Agriculture Minister David Littleproud met digitally with his Indian colleague Narendra Singh Tomar to discuss the agricultural commercial ties, including the India-Australia Grains Partnership, as well as improving market access and strengthening cooperation.
Mr Littleproud said the meeting in India was “true testament to the strength of our bilateral relations, despite the ongoing COVID emergency.”
“Supporting and increasing trade in agriculture between our two large countries is essential to this relationship – even small gains can bring great importance for the Australian exporter,” said Mr. Littleproud.
“We committed to the Indian-Australian Grain Partnership last year and we are therefore committed to promoting close relations between the grain sector and sharing our expertise. “However, market access does not stop. We Australia’s expert know-how is shared with the world to help improve food safety in cereals storage, handling and supply chains.”
He said Mr Littleproud was working together on resolving barriers to trade in India and seeking the approval of better conditions of market access for Australian exporters, such as in-transit phosphine fumigation for exported goods.
The double-way agricultural trade between Australia and India is currently worth more than $1 billion; among the most important exports to India are lentils, grey wool, alms, raw cotton and oats.
Due to the structure of India’s agriculture economy, forming agricultural trade alliances has historically been challenging. More than 86 percent of India’s cultivated farmland is owned by small farmers with less than two hectares of land, with the government giving a minimum support price for specific crops like wheat and rice to many of them.
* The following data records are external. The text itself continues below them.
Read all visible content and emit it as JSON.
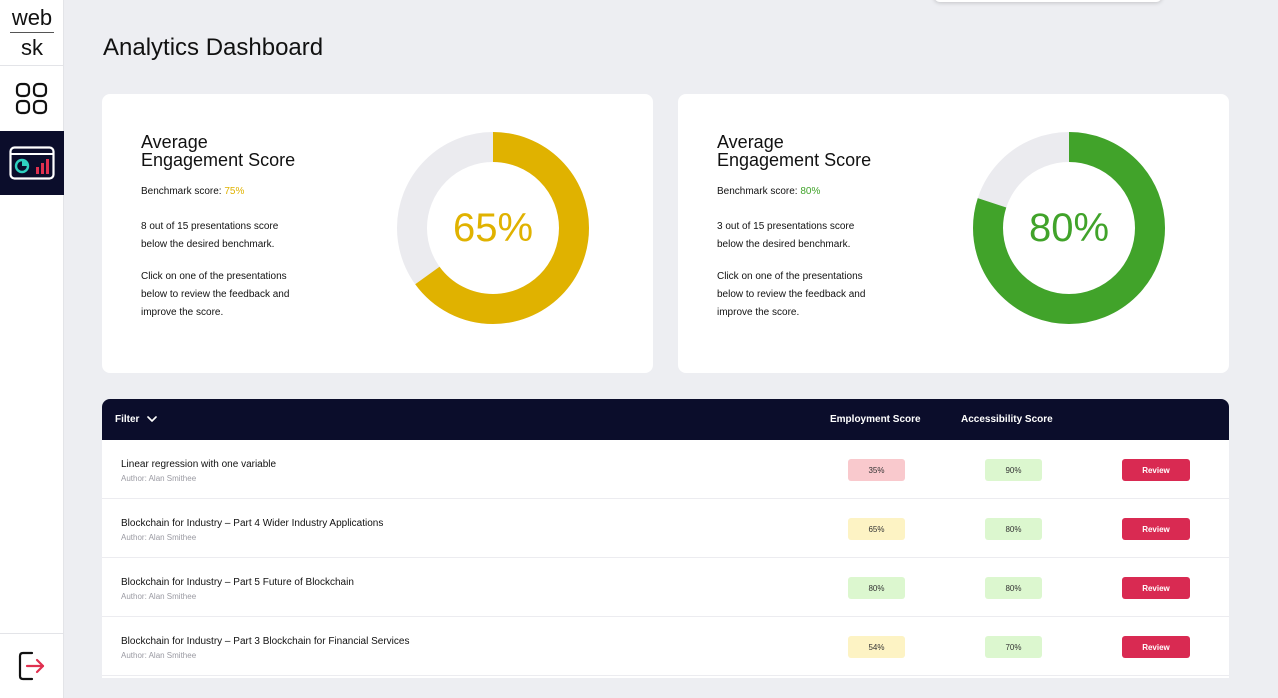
{
  "app": {
    "logo_line1": "web",
    "logo_line2": "sk"
  },
  "sidebar": {
    "items": [
      {
        "icon": "grid-icon",
        "active": false
      },
      {
        "icon": "analytics-icon",
        "active": true
      }
    ],
    "logout_icon": "logout-icon"
  },
  "page": {
    "title": "Analytics Dashboard"
  },
  "cards": [
    {
      "title_line1": "Average",
      "title_line2": "Engagement Score",
      "benchmark_prefix": "Benchmark score: ",
      "benchmark_value": "75%",
      "summary_line1": "8 out of 15 presentations score",
      "summary_line2": "below the desired benchmark.",
      "cta_line1": "Click on one of the presentations",
      "cta_line2": "below to review the feedback and",
      "cta_line3": "improve the score.",
      "score_label": "65%",
      "score_fraction": 0.65,
      "color": "#e0b200"
    },
    {
      "title_line1": "Average",
      "title_line2": "Engagement Score",
      "benchmark_prefix": "Benchmark score: ",
      "benchmark_value": "80%",
      "summary_line1": "3 out of 15 presentations score",
      "summary_line2": "below the desired benchmark.",
      "cta_line1": "Click on one of the presentations",
      "cta_line2": "below to review the feedback and",
      "cta_line3": "improve the score.",
      "score_label": "80%",
      "score_fraction": 0.8,
      "color": "#41a32a"
    }
  ],
  "table": {
    "filter_label": "Filter",
    "columns": {
      "employment": "Employment Score",
      "accessibility": "Accessibility Score"
    },
    "review_label": "Review",
    "rows": [
      {
        "title": "Linear regression with one variable",
        "author": "Author: Alan Smithee",
        "employment": "35%",
        "employment_status": "low",
        "accessibility": "90%",
        "accessibility_status": "good"
      },
      {
        "title": "Blockchain for Industry – Part 4 Wider Industry Applications",
        "author": "Author: Alan Smithee",
        "employment": "65%",
        "employment_status": "medium",
        "accessibility": "80%",
        "accessibility_status": "good"
      },
      {
        "title": "Blockchain for Industry – Part 5 Future of Blockchain",
        "author": "Author: Alan Smithee",
        "employment": "80%",
        "employment_status": "good",
        "accessibility": "80%",
        "accessibility_status": "good"
      },
      {
        "title": "Blockchain for Industry – Part 3 Blockchain for Financial Services",
        "author": "Author: Alan Smithee",
        "employment": "54%",
        "employment_status": "medium",
        "accessibility": "70%",
        "accessibility_status": "good"
      }
    ]
  },
  "colors": {
    "navy": "#0b0d2b",
    "review": "#d92a52",
    "pill_low": "#f9c9cd",
    "pill_medium": "#fdf3c4",
    "pill_good": "#dcf7cf",
    "donut_track": "#ebebef"
  }
}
The Indian government has just changed the rules to make it easier for farmers to circumvent government-regulated markets and sell straight to private buyers.
While the amendments have sparked months of nationwide protests as Indian farmers fear being pushed out by multinational corporations, the new legislation may present an opportunity for Australia.
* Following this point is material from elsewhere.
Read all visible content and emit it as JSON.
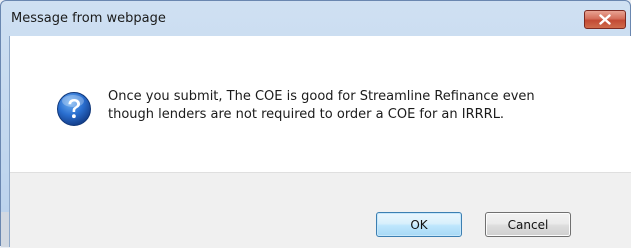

Along with the high-level dialogue and rhetoric, GrainGrowers CEO David McKeon said it was critical for the government to engage directly on trade restrictions that keep Australian exports out of India.
Mr McKeon explained that “there are long-term tariffs on chickpeas and lentils, as well as restrictions on malt barley due to weed seed thresholds.”
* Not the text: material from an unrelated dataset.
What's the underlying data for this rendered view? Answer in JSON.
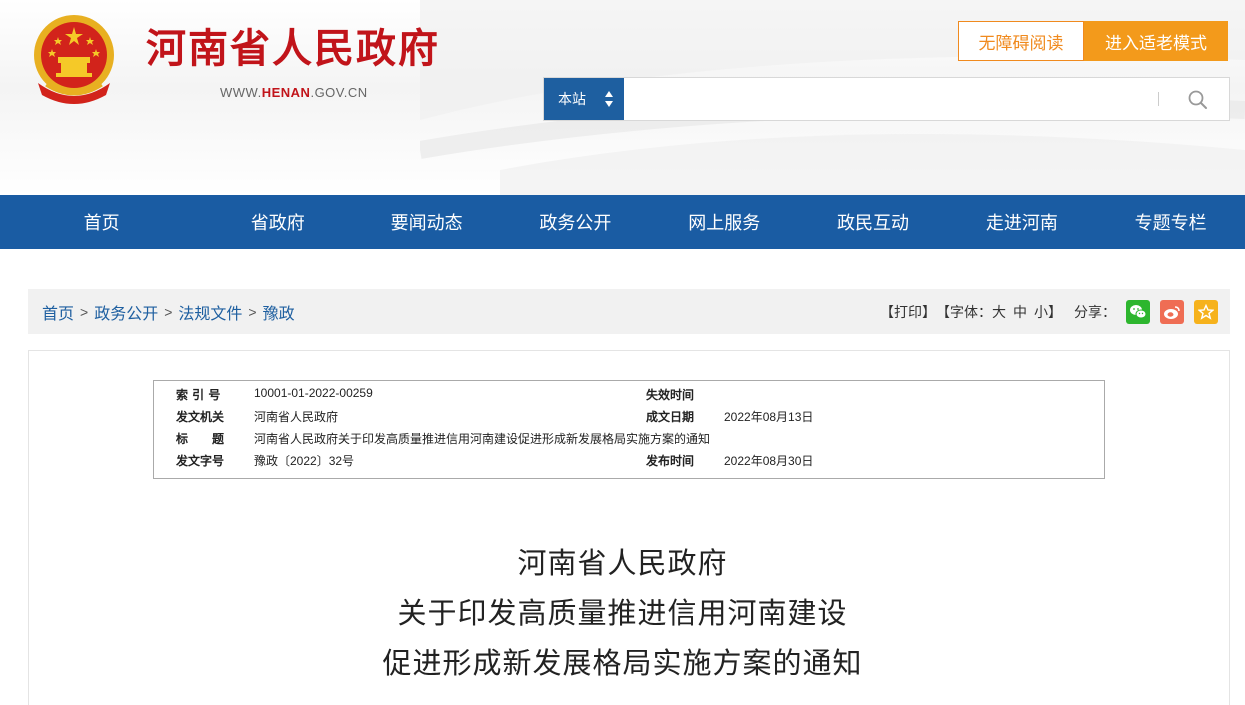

“Tariff limitations on some pulses, such as mung beans, have recently been eased. It’s a modest trading market in Australia, but it does indicate that things are improving ” We’ll be watching to see if the same decisions are made about lentils and chickpeas in the coming months.” “The time for winter plantings for Australian farmers is almost over, but for anyone having lentils in the ground, lifting the Indian restrictions would be a huge help this year.”